Task to carry out
Copy out every line from the records that includes "icon".

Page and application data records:
------------------------------------

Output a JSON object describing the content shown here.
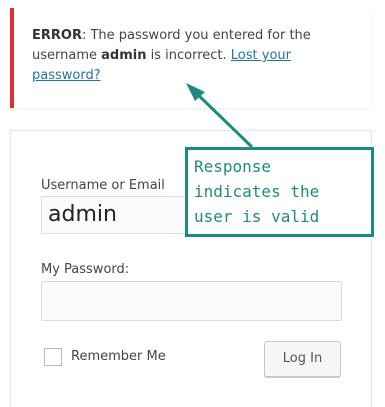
{
  "error": {
    "prefix": "ERROR",
    "text_1": ": The password you entered for the username ",
    "username": "admin",
    "text_2": " is incorrect. ",
    "link": "Lost your password?"
  },
  "form": {
    "username_label": "Username or Email",
    "username_value": "admin",
    "password_label": "My Password:",
    "password_value": "",
    "remember_label": "Remember Me",
    "login_button": "Log In"
  },
  "annotation": {
    "text": "Response\nindicates the\nuser is valid",
    "color": "#1f8a80"
  },
  "colors": {
    "error_border": "#dc3232",
    "link": "#2271b1"
  }
}
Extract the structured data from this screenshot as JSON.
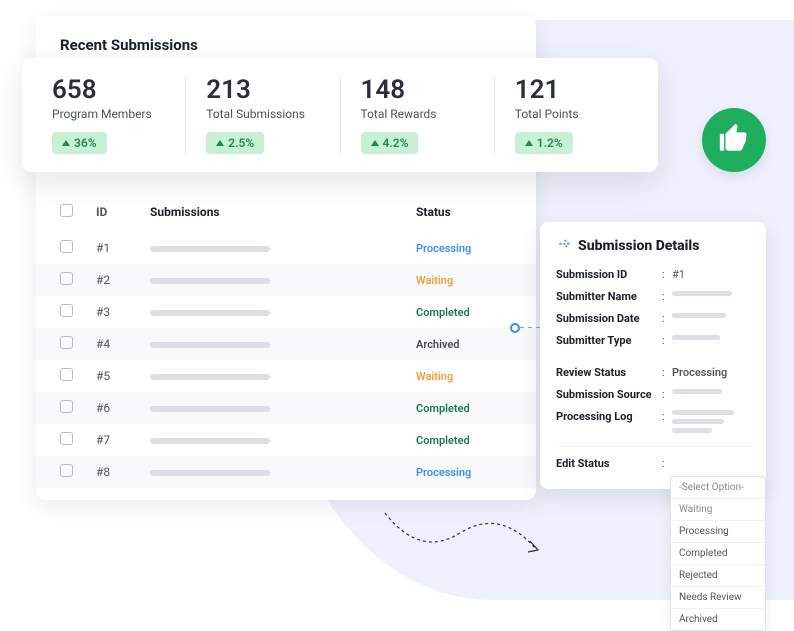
{
  "title": "Recent Submissions",
  "stats": [
    {
      "value": "658",
      "label": "Program Members",
      "change": "36%"
    },
    {
      "value": "213",
      "label": "Total Submissions",
      "change": "2.5%"
    },
    {
      "value": "148",
      "label": "Total Rewards",
      "change": "4.2%"
    },
    {
      "value": "121",
      "label": "Total Points",
      "change": "1.2%"
    }
  ],
  "table": {
    "headers": {
      "id": "ID",
      "submissions": "Submissions",
      "status": "Status"
    },
    "rows": [
      {
        "id": "#1",
        "status": "Processing",
        "statusClass": "status-processing"
      },
      {
        "id": "#2",
        "status": "Waiting",
        "statusClass": "status-waiting"
      },
      {
        "id": "#3",
        "status": "Completed",
        "statusClass": "status-completed"
      },
      {
        "id": "#4",
        "status": "Archived",
        "statusClass": "status-archived"
      },
      {
        "id": "#5",
        "status": "Waiting",
        "statusClass": "status-waiting"
      },
      {
        "id": "#6",
        "status": "Completed",
        "statusClass": "status-completed"
      },
      {
        "id": "#7",
        "status": "Completed",
        "statusClass": "status-completed"
      },
      {
        "id": "#8",
        "status": "Processing",
        "statusClass": "status-processing"
      }
    ]
  },
  "details": {
    "title": "Submission Details",
    "fields": {
      "submission_id": {
        "label": "Submission ID",
        "value": "#1"
      },
      "submitter_name": {
        "label": "Submitter Name"
      },
      "submission_date": {
        "label": "Submission Date"
      },
      "submitter_type": {
        "label": "Submitter Type"
      },
      "review_status": {
        "label": "Review Status",
        "value": "Processing"
      },
      "submission_source": {
        "label": "Submission Source"
      },
      "processing_log": {
        "label": "Processing Log"
      },
      "edit_status": {
        "label": "Edit Status"
      }
    }
  },
  "dropdown": {
    "placeholder": "-Select Option-",
    "options": [
      "Waiting",
      "Processing",
      "Completed",
      "Rejected",
      "Needs Review",
      "Archived"
    ]
  }
}
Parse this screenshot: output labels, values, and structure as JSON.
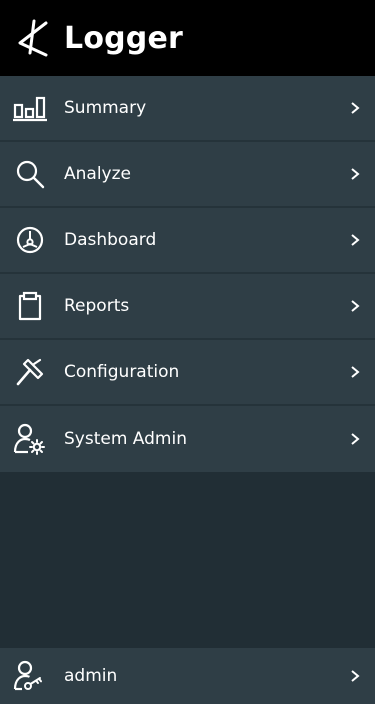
{
  "header": {
    "title": "Logger",
    "logo_icon": "logger-logo-icon"
  },
  "menu": {
    "items": [
      {
        "label": "Summary",
        "icon": "bar-chart-icon"
      },
      {
        "label": "Analyze",
        "icon": "search-icon"
      },
      {
        "label": "Dashboard",
        "icon": "dashboard-gauge-icon"
      },
      {
        "label": "Reports",
        "icon": "clipboard-icon"
      },
      {
        "label": "Configuration",
        "icon": "hammer-icon"
      },
      {
        "label": "System Admin",
        "icon": "user-gear-icon"
      }
    ]
  },
  "footer": {
    "user_label": "admin",
    "icon": "user-key-icon"
  },
  "colors": {
    "header_bg": "#000000",
    "menu_bg": "#2f3e46",
    "panel_bg": "#212e35",
    "text": "#ffffff"
  }
}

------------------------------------

Solution
    "logo_icon": "logger-logo-icon"
        "icon": "bar-chart-icon"
        "icon": "search-icon"
        "icon": "dashboard-gauge-icon"
        "icon": "clipboard-icon"
        "icon": "hammer-icon"
        "icon": "user-gear-icon"
    "icon": "user-key-icon"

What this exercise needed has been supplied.